This law was passed by Parliament to enable citizens to exercise their Fundamental rights to information held by public authorities all over country (except Jammu and Kashmir). The RTI ACT aims to bring about transparency in the functioning of public authorities, contain corruption and hold Governments and their instrumentalities accountable to people. It creates a process for providing information to the people. The RTI ACT places a duty on officers to provide information to individuals both pro-activity and upon request. It provides for a two-tier appeals mechanism to deal with complaints of unreasonable denial of information by public authorities. This law will have an overriding effects –THE OFFICIAL ACT-1923 and all other laws and orders passed by Governments that restricts information flow to people.
Nature, scope and development of administrative law
As one begins to study the specifics of a particular branch of law it becomes important to know why and how the said branch of law came about.
Administrative law is a judge-made law which evolved over time. It is not a codified law. The need for it arose with the increase in administrative actions and its discretionary powers.
Rule of law and administrative law
The concept of ‘rule of law’ is that the State should be governed by principles of law and not of men. Administrative laws ensures that ‘rule of law’ prevails despite the presence of discretionary powers vested in the administrators. Administrative law developed to restrict the arbitrary exercise of powers by subordinating it to well-defined law.
Separation of Powers and its relevance
‘Separation of power’ is one of the basics on which the State machinery works. However, with the increase in administrative actions/powers, it is seen that the doctrine cannot be practised with rigidity. Every organ of the State is dependent on the other for smooth functioning, thus, the doctrine of separation of power cannot be exercised by placing the organs of the State in watertight compartments.

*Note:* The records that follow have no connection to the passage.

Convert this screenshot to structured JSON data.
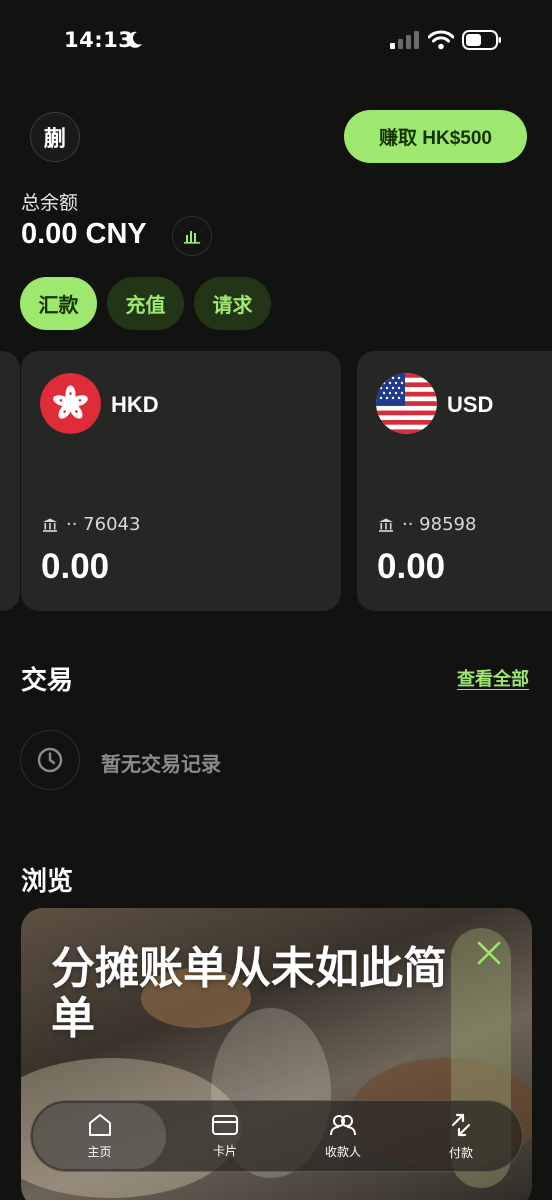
{
  "status_bar": {
    "time": "14:13",
    "icons": [
      "moon-icon",
      "signal-icon",
      "wifi-icon",
      "battery-icon"
    ]
  },
  "header": {
    "avatar_initial": "蒯",
    "earn_label": "赚取 HK$500"
  },
  "balance": {
    "label": "总余额",
    "amount": "0.00 CNY",
    "insights_icon": "bar-chart-icon"
  },
  "actions": [
    {
      "label": "汇款"
    },
    {
      "label": "充值"
    },
    {
      "label": "请求"
    }
  ],
  "accounts": [
    {
      "currency": "HKD",
      "account_mask": "·· 76043",
      "amount": "0.00",
      "flag": "hong-kong-flag"
    },
    {
      "currency": "USD",
      "account_mask": "·· 98598",
      "amount": "0.00",
      "flag": "us-flag"
    }
  ],
  "transactions": {
    "title": "交易",
    "see_all": "查看全部",
    "empty_text": "暂无交易记录"
  },
  "browse": {
    "title": "浏览",
    "promo_title": "分摊账单从未如此简单"
  },
  "nav": [
    {
      "label": "主页",
      "icon": "home-icon"
    },
    {
      "label": "卡片",
      "icon": "card-icon"
    },
    {
      "label": "收款人",
      "icon": "recipients-icon"
    },
    {
      "label": "付款",
      "icon": "payments-icon"
    }
  ],
  "colors": {
    "accent": "#9fe870",
    "accent_dark": "#163300",
    "background": "#121311",
    "card": "#262725"
  }
}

There has to be a flexible approach while ensuring that no organ encroaches upon the functions of another.
Principles of Natural Justice
Administrative law requires that the administrative adjudicatory authority adjudicates matters applying the principles of natural justice, which are namely-
Rule against bias: That no person should be a judge in one’s own case and that justice should not only be done but seen to be done.
Audi Alteram Partem: That every person has the right to be heard before a matter is adjudicated in his favour/against him.
Speaking order (Reasoned decisions)– That the adjudicating authority must provide the reason behind its decision. This is a newly evolved principle which aims at curbing arbitrariness on part of the adjudicating authority.
Judicial Control of Administrative action:
Judicial review of administrative action.
The judiciary keeps a check on the other organs of the State through judicial review. The grounds on which this power is exercised on the administrative authority are-
# Abuse of discretion,
# Failure to exercise discretion,
# Illegality, irrationality and procedural impropriety.
Evolution of the concept of Ombudsman
The concept of Ombudsman evolved to keep a check on the administrative action. An ombudsman is an independent officer of the Legislature who supervises the administration and deals with complaints against maladministration by the administrative authority. It is a check on the administrative bodies by the Legislature.
Administrative law is the law governing the Executive, to regulate its functioning and protect the common citizenry from any abuse of power exercised by the Executive or any of its instrumentalities. It is a new branch of law which has evolved with time and shall continue to evolve as per the changing needs of the society. The aim of administrative law is not to take away the discretionary powers of the Executive but to bring them in consonance with the ‘Rule of law’.
Difference between Administrative law and Constitutional law
There are significant differences between Administrative law and Constitutional law:
A Constitution is the supreme law of the land. No law is above the constitution and hence must satisfy its provisions and not be in its violation. Administrative law hence is subordinate to constitutional law. In other words, while Constitution is the genus, administrative law is a species.
Constitution deals with the structure of the State and its various organs. Administrative law, on the other hand, deals only with the administration.
While Constitution touches all branches of law and deals with general principles relating to organisation and powers of the various organs of the State; administrative law deals only with the powers and functions of the administrative authorities.
Simply speaking the administrative authorities should first follow the Constitution and then work as per the administrative law.
The relationship between Constitutional law and Administrative law
As every law of the State must satisfy the Constitutional benchmark, it is essential to know the relationship between the Constitutional law and the Administrative law of the State. Constitutional law is the genus and administrative law its species, hence the judge-made law must comply with the constitutional provisions.